The eligible deductions and credits for self-employed people can help you save a lot when you pay your taxes. We see a lot of self-employed individuals who overpay because they miss out on deductions and credits.
4. Not paying quarterly taxes
We understand that making quarterly estimated tax payments can be a financial strain, but you’ll end up paying more in the form of late fees and penalties if you fall behind.
5. Missing important deadlines
It’s essential to know when your reporting, payment, and filing deadlines are and to stay on top of them. Again, there’s a risk of late fees and penalties if you don’t.
6. Leaving bookkeeping until the last minute
If you keep accurate and complete records throughout the year and stay on top of your income and expenses, you’ll have a much easier time filing and paying your taxes.
7. Not getting professional help
Being self-employed comes with an array of tax-related challenges, and if you’re confused or afraid you’re missing something, it’s worthwhile to seek professional help—and doing so can even save you money!
Avoiding these mistakes will ensure you don’t over or underpay and help you avoid penalties and other negative outcomes.
Tax Deductions Available for Self-Employed Individuals
There are many potential tax deductions available for self-employed individuals. Taking advantage of them can help you to reduce the amount of tax you owe. As we noted above, it is common for self-employed people to miss deductions. They may do so because they aren’t experts or sometimes out of fear that claiming a deduction may lead to a tax audit.
We’ve already mentioned the home office deduction, eligible business expenses, and the self-employed health insurance deduction. You can refer to our blog post, 15 Self-Employed Tax Deductions You May Not Know About, to learn more about this topic.
Tax Deadlines and Extensions for Self-Employed Individuals
Every taxpayer in the United States must meet tax deadlines to avoid late fees and penalties. As a self-employed person, you must be aware of the due dates for your estimated quarterly taxes and Tax Day, which falls on April 15.
Here are the due dates for your quarterly tax payments. Estimated tax payments are due:
- April 15
- June 15
- September 15
- January 15
Note the fact that these deadlines are not evenly spaced. The second quarter doesn’t end until June 30th, but the quarterly taxes are due on June 15th. Similarly, the third quarter ends on September 30th. In those two quarters, you have slightly less time to pay, and in the other two, you have more.
Seeking Professional Tax Advice for Self-Employed Individuals
Filing and paying taxes as a self-employed individual comes with some challenges that may require professional assistance. The information we’ve included here will help you avoid common mistakes, meet tax deadlines, and avoid paying more than you owe.

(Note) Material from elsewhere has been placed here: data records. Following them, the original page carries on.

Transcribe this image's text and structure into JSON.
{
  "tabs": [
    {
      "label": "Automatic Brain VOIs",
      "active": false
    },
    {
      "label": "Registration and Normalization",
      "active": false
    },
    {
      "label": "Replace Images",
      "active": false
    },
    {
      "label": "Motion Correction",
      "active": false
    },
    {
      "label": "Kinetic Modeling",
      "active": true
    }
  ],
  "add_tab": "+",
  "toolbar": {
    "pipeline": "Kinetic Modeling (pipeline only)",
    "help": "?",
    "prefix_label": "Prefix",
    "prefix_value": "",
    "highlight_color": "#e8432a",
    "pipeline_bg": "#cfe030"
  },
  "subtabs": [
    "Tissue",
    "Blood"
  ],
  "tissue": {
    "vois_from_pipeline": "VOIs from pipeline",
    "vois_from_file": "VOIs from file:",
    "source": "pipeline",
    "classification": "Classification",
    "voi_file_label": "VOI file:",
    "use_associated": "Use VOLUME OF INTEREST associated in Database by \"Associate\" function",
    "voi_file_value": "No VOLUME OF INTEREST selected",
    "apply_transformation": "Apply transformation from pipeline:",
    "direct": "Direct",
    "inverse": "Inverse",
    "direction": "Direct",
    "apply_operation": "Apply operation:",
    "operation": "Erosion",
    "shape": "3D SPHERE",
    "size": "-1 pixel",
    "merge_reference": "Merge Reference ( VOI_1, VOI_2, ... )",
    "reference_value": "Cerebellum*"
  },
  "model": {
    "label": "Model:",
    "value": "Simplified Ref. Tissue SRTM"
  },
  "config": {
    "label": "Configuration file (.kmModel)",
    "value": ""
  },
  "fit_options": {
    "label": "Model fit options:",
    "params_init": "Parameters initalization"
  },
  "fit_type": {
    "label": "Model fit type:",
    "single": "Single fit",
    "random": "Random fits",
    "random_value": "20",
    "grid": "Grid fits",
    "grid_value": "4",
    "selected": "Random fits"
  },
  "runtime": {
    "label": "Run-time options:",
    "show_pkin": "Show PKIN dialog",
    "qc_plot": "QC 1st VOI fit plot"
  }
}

Do you need assistance with preparing and filing your self-employed income taxes? CMP is here to help you! Contact us to learn more about our income tax services and schedule an appointment with one of our tax professionals today.